*** Data records ***
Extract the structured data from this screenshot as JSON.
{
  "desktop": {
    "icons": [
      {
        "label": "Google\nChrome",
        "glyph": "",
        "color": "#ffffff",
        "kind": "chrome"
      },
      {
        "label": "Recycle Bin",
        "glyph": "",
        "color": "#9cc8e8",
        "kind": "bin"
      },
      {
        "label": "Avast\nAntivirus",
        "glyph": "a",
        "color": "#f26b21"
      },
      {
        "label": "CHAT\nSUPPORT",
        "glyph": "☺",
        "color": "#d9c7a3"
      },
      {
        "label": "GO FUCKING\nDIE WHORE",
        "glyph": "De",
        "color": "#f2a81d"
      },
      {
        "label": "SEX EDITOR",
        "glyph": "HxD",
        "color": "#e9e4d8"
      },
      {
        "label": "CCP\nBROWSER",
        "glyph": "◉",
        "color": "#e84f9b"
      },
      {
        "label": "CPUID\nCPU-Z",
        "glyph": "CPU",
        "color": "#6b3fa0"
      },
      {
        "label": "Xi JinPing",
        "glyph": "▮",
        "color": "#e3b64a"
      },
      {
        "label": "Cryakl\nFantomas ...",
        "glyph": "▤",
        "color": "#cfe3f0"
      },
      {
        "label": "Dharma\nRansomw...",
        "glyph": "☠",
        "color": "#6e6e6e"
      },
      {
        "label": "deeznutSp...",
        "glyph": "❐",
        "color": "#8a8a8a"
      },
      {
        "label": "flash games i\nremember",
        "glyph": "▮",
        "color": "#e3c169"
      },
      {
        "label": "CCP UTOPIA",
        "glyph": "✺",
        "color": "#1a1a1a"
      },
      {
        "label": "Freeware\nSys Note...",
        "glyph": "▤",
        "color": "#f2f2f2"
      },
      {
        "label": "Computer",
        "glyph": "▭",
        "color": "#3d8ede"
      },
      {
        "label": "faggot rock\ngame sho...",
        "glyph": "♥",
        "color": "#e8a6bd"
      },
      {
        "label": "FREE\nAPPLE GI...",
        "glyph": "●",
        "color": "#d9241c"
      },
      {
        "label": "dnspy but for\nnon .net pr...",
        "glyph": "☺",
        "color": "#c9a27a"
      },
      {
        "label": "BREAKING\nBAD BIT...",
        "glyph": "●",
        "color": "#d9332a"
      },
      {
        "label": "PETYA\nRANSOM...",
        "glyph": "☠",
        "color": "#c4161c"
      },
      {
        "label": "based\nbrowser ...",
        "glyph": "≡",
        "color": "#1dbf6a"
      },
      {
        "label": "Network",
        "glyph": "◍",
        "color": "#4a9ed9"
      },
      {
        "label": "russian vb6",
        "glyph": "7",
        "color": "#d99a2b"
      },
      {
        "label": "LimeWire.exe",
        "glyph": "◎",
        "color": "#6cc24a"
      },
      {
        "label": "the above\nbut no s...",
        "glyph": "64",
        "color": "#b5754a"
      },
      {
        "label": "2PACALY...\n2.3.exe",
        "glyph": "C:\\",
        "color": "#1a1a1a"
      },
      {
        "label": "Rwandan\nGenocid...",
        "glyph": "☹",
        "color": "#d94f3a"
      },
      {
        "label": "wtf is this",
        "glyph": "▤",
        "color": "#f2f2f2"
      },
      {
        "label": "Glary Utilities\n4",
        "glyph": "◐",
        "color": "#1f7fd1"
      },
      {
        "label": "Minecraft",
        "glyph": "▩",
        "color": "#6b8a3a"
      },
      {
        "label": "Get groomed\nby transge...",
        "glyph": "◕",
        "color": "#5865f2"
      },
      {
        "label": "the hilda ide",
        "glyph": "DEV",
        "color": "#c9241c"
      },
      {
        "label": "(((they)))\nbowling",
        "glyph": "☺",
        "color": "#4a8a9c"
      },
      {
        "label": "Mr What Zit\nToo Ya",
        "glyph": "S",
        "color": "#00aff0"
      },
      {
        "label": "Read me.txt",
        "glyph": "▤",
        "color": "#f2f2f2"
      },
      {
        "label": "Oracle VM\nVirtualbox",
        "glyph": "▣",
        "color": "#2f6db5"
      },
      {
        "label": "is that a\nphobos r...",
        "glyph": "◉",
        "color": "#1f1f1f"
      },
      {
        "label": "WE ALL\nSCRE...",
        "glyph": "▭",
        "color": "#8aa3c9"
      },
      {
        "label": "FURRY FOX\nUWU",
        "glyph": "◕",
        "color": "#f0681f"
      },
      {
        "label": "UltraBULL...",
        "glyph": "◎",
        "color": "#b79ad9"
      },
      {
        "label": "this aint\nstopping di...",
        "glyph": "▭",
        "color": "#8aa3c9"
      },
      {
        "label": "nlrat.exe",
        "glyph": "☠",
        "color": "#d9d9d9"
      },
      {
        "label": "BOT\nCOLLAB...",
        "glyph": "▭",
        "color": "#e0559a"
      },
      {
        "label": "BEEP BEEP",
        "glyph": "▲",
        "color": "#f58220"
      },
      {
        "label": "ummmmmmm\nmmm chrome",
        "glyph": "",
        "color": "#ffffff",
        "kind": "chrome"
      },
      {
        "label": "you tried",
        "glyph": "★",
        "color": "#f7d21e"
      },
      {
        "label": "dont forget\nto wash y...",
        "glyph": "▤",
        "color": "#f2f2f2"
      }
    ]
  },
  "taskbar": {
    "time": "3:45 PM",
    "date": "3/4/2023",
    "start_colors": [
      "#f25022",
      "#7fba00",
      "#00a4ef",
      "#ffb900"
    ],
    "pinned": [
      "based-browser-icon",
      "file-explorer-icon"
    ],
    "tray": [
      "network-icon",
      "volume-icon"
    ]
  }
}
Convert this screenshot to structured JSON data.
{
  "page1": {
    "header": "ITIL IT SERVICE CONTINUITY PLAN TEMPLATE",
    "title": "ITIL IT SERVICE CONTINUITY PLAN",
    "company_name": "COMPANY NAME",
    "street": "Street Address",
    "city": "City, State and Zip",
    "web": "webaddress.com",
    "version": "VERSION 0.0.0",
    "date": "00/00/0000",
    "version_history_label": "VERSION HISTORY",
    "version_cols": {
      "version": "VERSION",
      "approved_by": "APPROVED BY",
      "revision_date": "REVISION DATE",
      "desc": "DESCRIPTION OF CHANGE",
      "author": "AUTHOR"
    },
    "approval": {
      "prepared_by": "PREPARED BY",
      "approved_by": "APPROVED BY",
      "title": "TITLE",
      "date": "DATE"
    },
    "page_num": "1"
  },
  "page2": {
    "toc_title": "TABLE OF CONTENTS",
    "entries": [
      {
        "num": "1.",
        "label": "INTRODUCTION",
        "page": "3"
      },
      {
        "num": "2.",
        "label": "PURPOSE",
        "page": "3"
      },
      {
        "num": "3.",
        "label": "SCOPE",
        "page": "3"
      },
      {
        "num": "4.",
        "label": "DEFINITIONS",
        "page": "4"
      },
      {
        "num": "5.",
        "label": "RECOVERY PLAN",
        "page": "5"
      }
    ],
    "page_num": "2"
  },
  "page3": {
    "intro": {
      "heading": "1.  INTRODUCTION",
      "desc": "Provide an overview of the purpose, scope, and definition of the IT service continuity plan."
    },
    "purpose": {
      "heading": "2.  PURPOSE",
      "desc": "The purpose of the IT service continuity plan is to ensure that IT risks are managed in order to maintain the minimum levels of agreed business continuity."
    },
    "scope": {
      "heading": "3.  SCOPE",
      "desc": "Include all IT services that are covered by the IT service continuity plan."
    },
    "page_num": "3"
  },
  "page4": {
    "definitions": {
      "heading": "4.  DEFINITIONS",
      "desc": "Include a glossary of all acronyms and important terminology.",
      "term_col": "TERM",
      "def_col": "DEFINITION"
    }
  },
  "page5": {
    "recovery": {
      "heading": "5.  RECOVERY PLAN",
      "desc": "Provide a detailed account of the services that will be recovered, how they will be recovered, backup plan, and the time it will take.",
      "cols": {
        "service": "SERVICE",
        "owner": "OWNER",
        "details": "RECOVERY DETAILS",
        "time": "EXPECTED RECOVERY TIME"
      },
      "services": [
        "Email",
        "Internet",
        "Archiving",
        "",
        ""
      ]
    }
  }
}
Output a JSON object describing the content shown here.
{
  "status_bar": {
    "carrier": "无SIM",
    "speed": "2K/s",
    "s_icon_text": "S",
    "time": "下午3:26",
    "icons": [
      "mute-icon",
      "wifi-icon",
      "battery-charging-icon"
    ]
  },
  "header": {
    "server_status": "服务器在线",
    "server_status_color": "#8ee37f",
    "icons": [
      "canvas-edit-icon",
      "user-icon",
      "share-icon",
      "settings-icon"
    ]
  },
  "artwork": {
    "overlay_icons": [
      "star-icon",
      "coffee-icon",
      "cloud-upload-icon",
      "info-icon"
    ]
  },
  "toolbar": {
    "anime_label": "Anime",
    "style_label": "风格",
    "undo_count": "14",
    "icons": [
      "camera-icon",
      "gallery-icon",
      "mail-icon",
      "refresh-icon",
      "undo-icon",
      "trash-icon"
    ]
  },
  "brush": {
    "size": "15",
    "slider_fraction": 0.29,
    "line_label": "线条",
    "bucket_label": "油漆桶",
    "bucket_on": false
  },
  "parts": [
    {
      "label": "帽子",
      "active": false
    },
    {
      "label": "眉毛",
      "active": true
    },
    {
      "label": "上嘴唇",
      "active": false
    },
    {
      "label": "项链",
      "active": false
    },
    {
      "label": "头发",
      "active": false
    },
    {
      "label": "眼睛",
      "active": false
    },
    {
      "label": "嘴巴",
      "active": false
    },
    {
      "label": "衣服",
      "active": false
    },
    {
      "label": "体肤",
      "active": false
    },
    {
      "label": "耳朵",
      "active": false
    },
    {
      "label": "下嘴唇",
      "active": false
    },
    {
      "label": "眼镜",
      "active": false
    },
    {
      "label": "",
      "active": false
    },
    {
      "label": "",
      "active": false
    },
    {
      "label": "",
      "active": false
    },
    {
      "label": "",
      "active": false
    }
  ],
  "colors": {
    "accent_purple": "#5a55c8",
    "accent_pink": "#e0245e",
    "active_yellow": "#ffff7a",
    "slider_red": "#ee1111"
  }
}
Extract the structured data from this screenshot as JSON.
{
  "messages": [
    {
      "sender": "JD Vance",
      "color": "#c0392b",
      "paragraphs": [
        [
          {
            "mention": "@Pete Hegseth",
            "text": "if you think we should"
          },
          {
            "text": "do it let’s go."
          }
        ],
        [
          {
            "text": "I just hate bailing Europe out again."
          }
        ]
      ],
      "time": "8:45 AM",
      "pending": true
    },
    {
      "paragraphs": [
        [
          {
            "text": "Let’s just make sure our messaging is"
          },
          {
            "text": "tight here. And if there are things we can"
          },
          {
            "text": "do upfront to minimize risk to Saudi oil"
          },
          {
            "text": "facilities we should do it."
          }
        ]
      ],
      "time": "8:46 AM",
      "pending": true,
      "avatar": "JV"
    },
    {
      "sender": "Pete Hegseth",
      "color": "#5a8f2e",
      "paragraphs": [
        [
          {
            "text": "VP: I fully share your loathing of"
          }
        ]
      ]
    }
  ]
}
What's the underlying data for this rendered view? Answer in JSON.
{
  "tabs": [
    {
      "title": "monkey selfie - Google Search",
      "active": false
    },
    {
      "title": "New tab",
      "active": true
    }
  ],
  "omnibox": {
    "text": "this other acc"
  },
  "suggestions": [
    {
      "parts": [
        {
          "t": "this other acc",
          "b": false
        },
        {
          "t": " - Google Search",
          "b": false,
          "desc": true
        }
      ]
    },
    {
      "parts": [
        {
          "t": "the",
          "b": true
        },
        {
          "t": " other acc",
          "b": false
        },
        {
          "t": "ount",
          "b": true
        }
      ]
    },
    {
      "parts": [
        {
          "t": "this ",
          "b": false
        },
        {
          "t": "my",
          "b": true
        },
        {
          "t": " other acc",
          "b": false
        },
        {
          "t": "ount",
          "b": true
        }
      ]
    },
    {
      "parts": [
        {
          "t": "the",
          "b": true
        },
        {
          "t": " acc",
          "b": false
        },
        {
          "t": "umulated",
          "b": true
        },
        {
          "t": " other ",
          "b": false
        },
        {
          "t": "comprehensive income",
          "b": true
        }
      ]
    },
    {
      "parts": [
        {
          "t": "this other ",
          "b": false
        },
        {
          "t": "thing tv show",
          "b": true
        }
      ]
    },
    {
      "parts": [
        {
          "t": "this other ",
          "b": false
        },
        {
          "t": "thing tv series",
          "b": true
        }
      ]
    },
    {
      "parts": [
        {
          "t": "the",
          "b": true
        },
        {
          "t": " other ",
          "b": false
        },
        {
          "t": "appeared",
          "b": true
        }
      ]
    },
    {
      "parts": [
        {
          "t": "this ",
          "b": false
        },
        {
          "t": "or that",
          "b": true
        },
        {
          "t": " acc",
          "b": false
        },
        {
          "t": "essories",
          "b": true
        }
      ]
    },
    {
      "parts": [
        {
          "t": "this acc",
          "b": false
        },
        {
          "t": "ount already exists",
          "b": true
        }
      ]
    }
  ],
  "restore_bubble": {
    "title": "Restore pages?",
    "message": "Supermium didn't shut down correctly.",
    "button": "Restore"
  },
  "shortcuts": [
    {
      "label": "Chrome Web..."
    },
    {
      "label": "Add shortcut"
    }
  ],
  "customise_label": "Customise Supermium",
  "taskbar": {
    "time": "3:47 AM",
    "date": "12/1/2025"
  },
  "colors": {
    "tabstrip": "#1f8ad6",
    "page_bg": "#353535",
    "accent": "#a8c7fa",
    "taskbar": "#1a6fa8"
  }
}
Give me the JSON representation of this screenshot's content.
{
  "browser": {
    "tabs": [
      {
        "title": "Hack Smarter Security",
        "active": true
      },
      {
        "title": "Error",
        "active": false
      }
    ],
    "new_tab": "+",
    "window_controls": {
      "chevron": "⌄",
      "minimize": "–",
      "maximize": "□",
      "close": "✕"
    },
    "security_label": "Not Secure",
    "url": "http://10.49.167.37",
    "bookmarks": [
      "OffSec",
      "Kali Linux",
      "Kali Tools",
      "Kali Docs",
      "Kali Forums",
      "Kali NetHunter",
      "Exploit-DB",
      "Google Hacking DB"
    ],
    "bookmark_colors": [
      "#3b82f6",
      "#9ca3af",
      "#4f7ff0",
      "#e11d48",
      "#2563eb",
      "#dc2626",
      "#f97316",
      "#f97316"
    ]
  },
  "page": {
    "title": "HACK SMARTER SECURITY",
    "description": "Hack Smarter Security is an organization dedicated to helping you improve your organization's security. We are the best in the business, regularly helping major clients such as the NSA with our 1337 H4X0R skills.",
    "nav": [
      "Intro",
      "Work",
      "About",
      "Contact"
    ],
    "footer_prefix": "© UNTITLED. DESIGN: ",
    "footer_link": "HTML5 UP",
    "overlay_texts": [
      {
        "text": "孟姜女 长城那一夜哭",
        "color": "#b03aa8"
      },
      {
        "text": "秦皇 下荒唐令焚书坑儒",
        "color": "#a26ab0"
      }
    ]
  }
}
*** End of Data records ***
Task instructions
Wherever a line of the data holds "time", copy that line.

Completed exercise
    "time": "3:45 PM",
      "desc": "Provide a detailed account of the services that will be recovered, how they will be recovered, backup plan, and the time it will take.",
        "time": "EXPECTED RECOVERY TIME"
    "time": "下午3:26",
      "time": "8:45 AM",
      "time": "8:46 AM",
    "time": "3:47 AM",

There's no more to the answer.